[Saved entries]
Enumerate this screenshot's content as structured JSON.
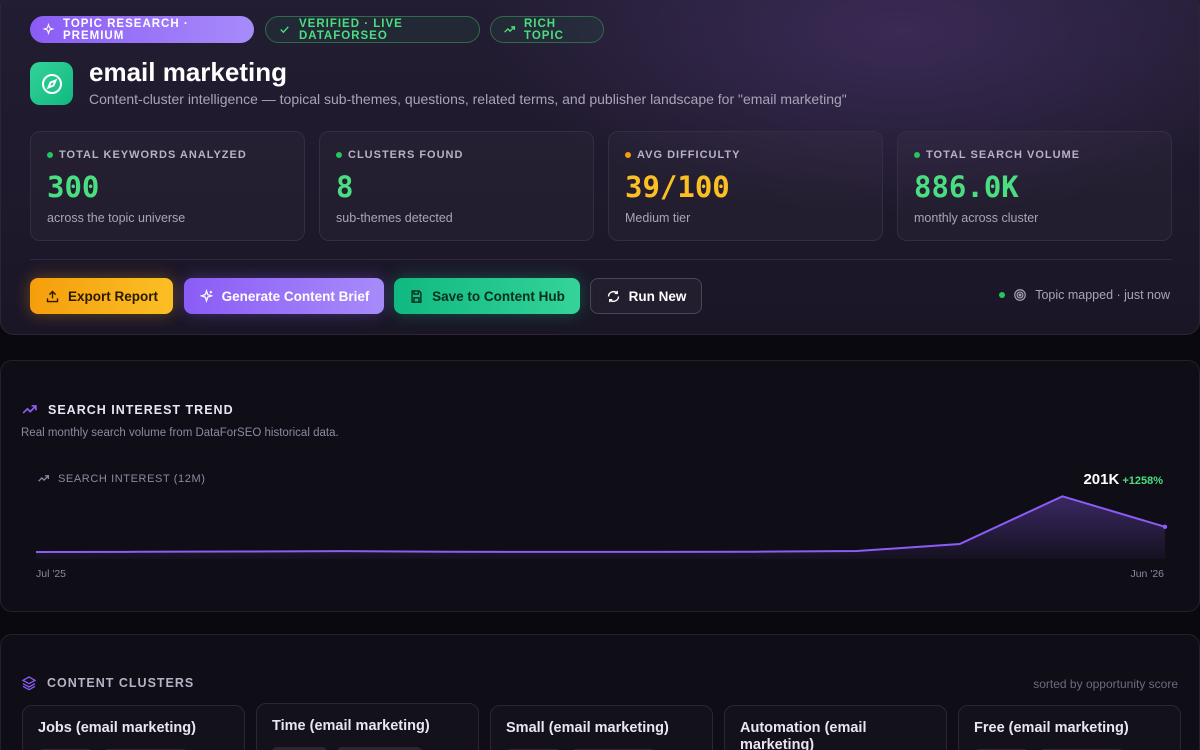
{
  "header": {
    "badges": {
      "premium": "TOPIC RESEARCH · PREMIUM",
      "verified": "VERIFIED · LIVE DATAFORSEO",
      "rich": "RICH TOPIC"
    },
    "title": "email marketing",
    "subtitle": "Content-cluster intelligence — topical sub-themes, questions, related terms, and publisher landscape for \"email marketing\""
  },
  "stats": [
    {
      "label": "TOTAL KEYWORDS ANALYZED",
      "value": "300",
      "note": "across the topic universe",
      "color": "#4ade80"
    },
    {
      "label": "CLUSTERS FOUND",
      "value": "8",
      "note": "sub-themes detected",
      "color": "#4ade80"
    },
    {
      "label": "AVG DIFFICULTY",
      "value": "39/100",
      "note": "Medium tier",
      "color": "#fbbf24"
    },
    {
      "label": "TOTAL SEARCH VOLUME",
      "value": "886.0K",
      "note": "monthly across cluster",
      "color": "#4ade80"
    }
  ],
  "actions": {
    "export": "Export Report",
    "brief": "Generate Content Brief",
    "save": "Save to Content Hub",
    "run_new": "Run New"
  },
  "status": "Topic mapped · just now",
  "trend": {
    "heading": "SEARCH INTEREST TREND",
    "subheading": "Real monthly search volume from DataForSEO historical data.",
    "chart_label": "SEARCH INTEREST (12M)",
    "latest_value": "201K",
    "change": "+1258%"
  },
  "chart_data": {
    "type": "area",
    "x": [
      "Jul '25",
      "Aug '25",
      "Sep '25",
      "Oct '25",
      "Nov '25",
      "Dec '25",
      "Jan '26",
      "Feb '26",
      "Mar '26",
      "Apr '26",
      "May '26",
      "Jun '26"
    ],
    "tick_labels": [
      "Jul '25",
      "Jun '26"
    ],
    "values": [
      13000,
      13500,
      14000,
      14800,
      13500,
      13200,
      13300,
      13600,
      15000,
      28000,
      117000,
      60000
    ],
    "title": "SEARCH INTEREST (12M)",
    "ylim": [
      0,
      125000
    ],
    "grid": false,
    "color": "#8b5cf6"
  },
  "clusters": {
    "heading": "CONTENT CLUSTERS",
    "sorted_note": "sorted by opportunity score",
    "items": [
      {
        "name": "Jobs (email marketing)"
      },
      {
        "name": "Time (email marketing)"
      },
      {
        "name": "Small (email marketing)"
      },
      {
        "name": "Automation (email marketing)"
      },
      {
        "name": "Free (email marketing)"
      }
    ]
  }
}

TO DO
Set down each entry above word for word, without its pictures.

SOLUTION TO THE EXERCISE
Enumerate this screenshot's content as structured JSON.
{
  "header": {
    "badges": {
      "premium": "TOPIC RESEARCH · PREMIUM",
      "verified": "VERIFIED · LIVE DATAFORSEO",
      "rich": "RICH TOPIC"
    },
    "title": "email marketing",
    "subtitle": "Content-cluster intelligence — topical sub-themes, questions, related terms, and publisher landscape for \"email marketing\""
  },
  "stats": [
    {
      "label": "TOTAL KEYWORDS ANALYZED",
      "value": "300",
      "note": "across the topic universe",
      "color": "#4ade80"
    },
    {
      "label": "CLUSTERS FOUND",
      "value": "8",
      "note": "sub-themes detected",
      "color": "#4ade80"
    },
    {
      "label": "AVG DIFFICULTY",
      "value": "39/100",
      "note": "Medium tier",
      "color": "#fbbf24"
    },
    {
      "label": "TOTAL SEARCH VOLUME",
      "value": "886.0K",
      "note": "monthly across cluster",
      "color": "#4ade80"
    }
  ],
  "actions": {
    "export": "Export Report",
    "brief": "Generate Content Brief",
    "save": "Save to Content Hub",
    "run_new": "Run New"
  },
  "status": "Topic mapped · just now",
  "trend": {
    "heading": "SEARCH INTEREST TREND",
    "subheading": "Real monthly search volume from DataForSEO historical data.",
    "chart_label": "SEARCH INTEREST (12M)",
    "latest_value": "201K",
    "change": "+1258%"
  },
  "chart_data": {
    "type": "area",
    "x": [
      "Jul '25",
      "Aug '25",
      "Sep '25",
      "Oct '25",
      "Nov '25",
      "Dec '25",
      "Jan '26",
      "Feb '26",
      "Mar '26",
      "Apr '26",
      "May '26",
      "Jun '26"
    ],
    "tick_labels": [
      "Jul '25",
      "Jun '26"
    ],
    "values": [
      13000,
      13500,
      14000,
      14800,
      13500,
      13200,
      13300,
      13600,
      15000,
      28000,
      117000,
      60000
    ],
    "title": "SEARCH INTEREST (12M)",
    "ylim": [
      0,
      125000
    ],
    "grid": false,
    "color": "#8b5cf6"
  },
  "clusters": {
    "heading": "CONTENT CLUSTERS",
    "sorted_note": "sorted by opportunity score",
    "items": [
      {
        "name": "Jobs (email marketing)"
      },
      {
        "name": "Time (email marketing)"
      },
      {
        "name": "Small (email marketing)"
      },
      {
        "name": "Automation (email marketing)"
      },
      {
        "name": "Free (email marketing)"
      }
    ]
  }
}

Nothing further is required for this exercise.